Executor Must Act Without Delay
It is noted that the personal representatives should not wait too long before starting the probate process. Otherwise, all the assets will effectively be ‘in limbo’, as no one will have the legal authority to manage them. As of the date of article, Malaysia does not have any form of death tax, estate duty or inheritance tax which need to be paid before the court can issue a grant of probate or LA.
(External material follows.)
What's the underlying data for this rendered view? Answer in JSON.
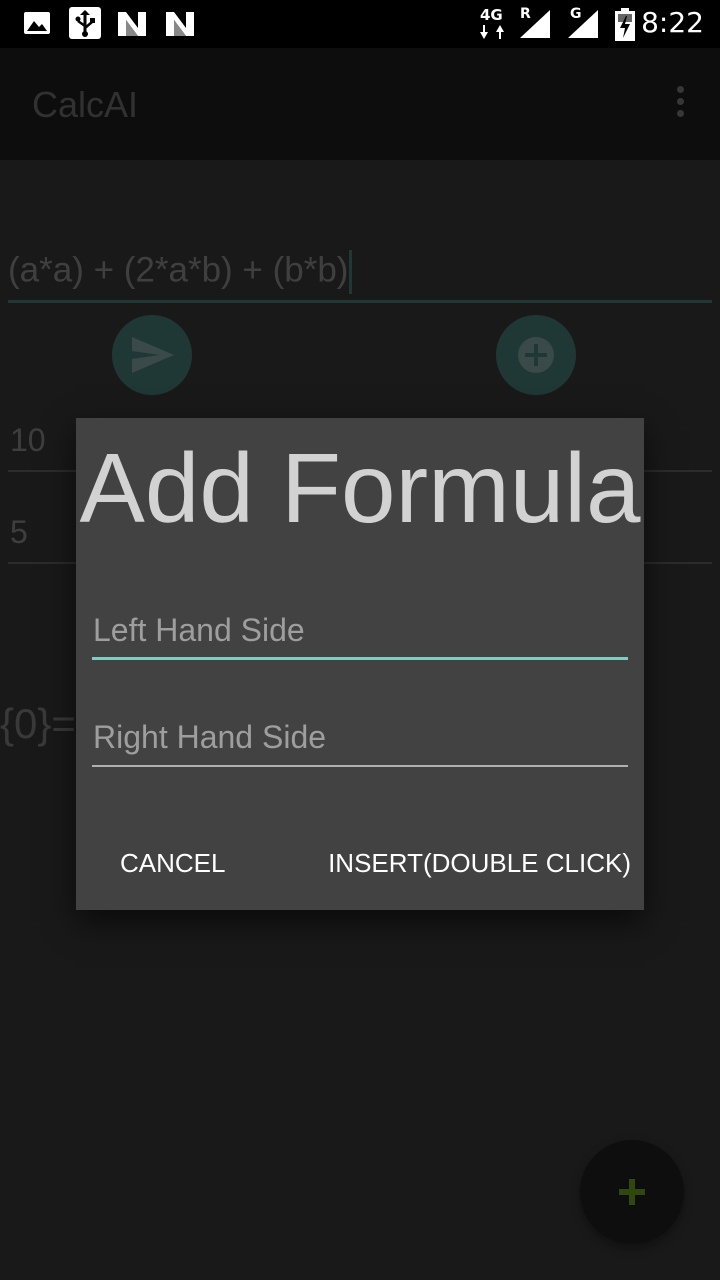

In terms of the above, the most technical part of the process and the area which would be the most confusing to the common man would be the question of personal representatives. The grant of probate is basically the right to act on an estate. The overall process is governed by the Probate and Administration Act 1959 (Act 97). If there is a valid Will, probate is granted to a proving executor. The executor is named in the Will which was written and signed by the deceased with two sound witnesses. It should be noted at this point that the executor must not be a minor. He or she must also be of sound mind and free of any mental illness. There can be only be up to four executors. If there is more than one, probate can be granted to all of them simultaneously or at different times. If in the event a minor is named, he or she may only obtain a grant of probate when he or she reaches the age of 18. If a minor is named a sole executor, the court will grant the letters of administration with Will annexed to the minor’s guardian i.e. his or her parents or any other person the court thinks fit.
If the estate at hand is intestate or if there is no proving executor, the grant of probate is given to a person who applies to the court and if the court deems him or her fit to act. The court will take into consideration whether the person has an interest in the estate. If there is an interest, the person can apply to the court to obtain the letters of administration (LA). The difference in terms of an intestate or partial intestate estate compared to a testacy is that if there is an infant beneficiary i.e. if there is someone below 18 that stands to benefit from the estate of the deceased or if there is a life interest (an interest that exists throughout the life of that beneficiary), the administrator must be a trust corporation such as AmanahRaya Berhad or Rockwills Corporation. At any point in time, there can only be a maximum of four administrators. If there is a minor who benefits from the estate, there must be a minimum of two administrators or a trust corporation appointed.